Over 1,000 people have signed a petition to Cambridgeshire County Council against the abolition of the Cambridge Joint Area Committee (CJAC), a key forum for discussions on transport issues in the city. On 22 April, members of the county council’s Constitution and Ethics committee voted 5-3 in favour of scrapping the CJAC and a final decision will be made at a meeting of the full council on 19 May.
The Cambridge Joint Area Committee has existed for over 20 years, playing a central role in decisions on transport matters including cycling projects, pedestrian crossings, traffic calming, residents’ parking schemes and electric vehicle charging points. The committee comprises members from both the city and county councils. Meetings are well-attended by members of the public and representatives of local groups who have helped scrutinise local transport decisions. Over 50 public questions objecting to the committee’s abolition were submitted to the county council, with many of them coming from local residents’ associations.
Michael Page, of Hurst Park Estate Residents’ Association, said: “This proposal has come as a surprise to residents in Cambridge and we are very concerned that it should be coming forward for decision so soon during the Covid lockdown. We are also concerned that this proposal will strip away an important element of local democracy which currently enables residents, through their local city councillors and CJAC, to engage in important decisions affecting their lives. We fear that decisions will have to be taken by councillors elsewhere in the county who will not have the benefit of local knowledge and the evidence and pre-scrutiny currently provided by the CJAC process.”
Paula Downes, of Coldhams Lane Residents’ Association, pointed out the impact the CJAC had had on local issues such as the improvement of safety at the Cromwell Road junction with Coldhams Lane, while Cllr Lewis Herbert, Leader of the City Council, spoke at the Constitution and Ethics Committee to share his concern about the consequences that the decision would have on the wider vision for the city. This included an impact on Cambridge’s ability to tackle major congestion problems and address issues including air pollution and the climate change emergency. He said: “An issue like the recent consultation on the security barrier on King’s Parade isn’t just a small issue. It’s an issue on which businesses, councillors and people from across the city are entitled to have a say… CJAC is our equivalent to a town or parish council.” He urged councillors to keep the committee as both a voice for the city and a key partnership with the county council, which is the local highways authority.
Camcycle, the Cambridge Cycling Campaign, also voiced its objection to the plans. A spokesperson said: “Camcycle is strongly of the view that decisions about transport and development in Cambridge should be a democratic process including city residents and councillors. These proposals will silence the voices of those whose views are most needed: the residents and workers of Cambridge.
“Cambridge is a different place to rural towns and villages. It is a dense city, with high levels of employment and housing, and is struggling with the effects of the councils’ growth agenda. It also has by far the highest levels of cycling. As a result, allocation of road space is very highly contested, unlike other areas.
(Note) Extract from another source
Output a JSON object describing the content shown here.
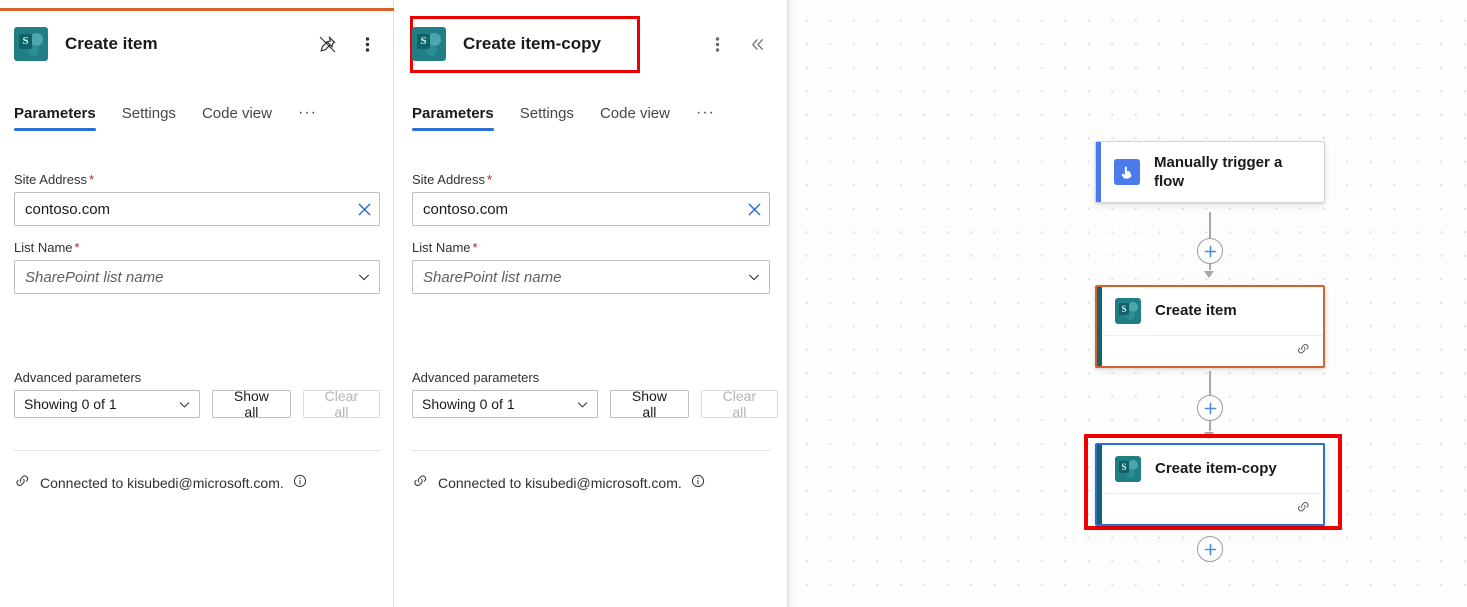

“The Cambridge Joint Area Committee over the past 20 years has regularly seen strong debates about balancing the needs of residents, commuters, those driving, those cycling, and so on. It is right that those debates should continue.”
The cycling charity encourages all those in favour of retaining this essential committee to write to their local county councillors and sign the petition from local group Smarter Cambridge Transport on the county council’s website.